• Stored items from a collection:
=== Begin Enclosure ===
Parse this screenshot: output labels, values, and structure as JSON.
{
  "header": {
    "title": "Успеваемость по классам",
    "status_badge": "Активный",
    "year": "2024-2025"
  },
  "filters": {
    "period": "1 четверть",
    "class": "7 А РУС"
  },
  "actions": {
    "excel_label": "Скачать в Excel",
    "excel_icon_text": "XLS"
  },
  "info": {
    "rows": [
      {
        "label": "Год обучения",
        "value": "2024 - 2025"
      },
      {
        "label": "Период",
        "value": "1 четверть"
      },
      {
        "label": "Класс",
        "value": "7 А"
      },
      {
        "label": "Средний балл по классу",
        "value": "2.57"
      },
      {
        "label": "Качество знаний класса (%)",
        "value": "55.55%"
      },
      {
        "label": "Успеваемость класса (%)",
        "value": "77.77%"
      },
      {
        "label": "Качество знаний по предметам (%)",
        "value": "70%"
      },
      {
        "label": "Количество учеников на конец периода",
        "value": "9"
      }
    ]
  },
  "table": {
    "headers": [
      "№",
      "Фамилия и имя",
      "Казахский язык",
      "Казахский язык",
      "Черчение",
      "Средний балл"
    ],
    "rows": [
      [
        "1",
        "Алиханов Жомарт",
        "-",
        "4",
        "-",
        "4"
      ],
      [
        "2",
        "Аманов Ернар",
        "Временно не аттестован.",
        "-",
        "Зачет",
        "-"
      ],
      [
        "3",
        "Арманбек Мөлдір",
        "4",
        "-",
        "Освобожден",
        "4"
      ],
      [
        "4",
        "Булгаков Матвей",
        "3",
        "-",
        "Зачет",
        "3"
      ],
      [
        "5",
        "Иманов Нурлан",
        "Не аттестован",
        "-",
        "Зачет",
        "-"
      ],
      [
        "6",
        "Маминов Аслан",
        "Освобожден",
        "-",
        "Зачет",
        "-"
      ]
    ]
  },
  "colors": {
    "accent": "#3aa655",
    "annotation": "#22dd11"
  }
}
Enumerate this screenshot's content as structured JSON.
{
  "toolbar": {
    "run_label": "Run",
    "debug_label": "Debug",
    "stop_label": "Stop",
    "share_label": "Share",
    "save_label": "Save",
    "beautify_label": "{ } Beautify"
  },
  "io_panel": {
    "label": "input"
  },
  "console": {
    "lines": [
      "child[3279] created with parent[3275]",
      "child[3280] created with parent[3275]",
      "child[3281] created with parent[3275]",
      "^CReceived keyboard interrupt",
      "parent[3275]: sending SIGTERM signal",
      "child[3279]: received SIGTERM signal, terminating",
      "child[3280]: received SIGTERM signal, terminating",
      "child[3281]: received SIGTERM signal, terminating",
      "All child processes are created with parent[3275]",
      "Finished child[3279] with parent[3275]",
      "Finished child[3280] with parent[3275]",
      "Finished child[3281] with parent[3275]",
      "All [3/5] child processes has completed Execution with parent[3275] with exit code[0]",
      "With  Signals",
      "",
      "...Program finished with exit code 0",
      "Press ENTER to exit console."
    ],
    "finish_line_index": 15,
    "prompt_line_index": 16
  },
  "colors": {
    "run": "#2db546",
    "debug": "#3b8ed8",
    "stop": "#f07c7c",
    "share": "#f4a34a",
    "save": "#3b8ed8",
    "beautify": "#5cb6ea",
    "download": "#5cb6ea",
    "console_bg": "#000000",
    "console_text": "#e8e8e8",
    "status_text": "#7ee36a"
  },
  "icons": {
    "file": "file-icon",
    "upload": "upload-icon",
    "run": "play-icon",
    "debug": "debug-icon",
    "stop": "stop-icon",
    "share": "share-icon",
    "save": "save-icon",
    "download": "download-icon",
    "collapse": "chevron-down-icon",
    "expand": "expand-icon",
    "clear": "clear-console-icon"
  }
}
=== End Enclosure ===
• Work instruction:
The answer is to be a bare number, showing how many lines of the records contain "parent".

• Task response:
9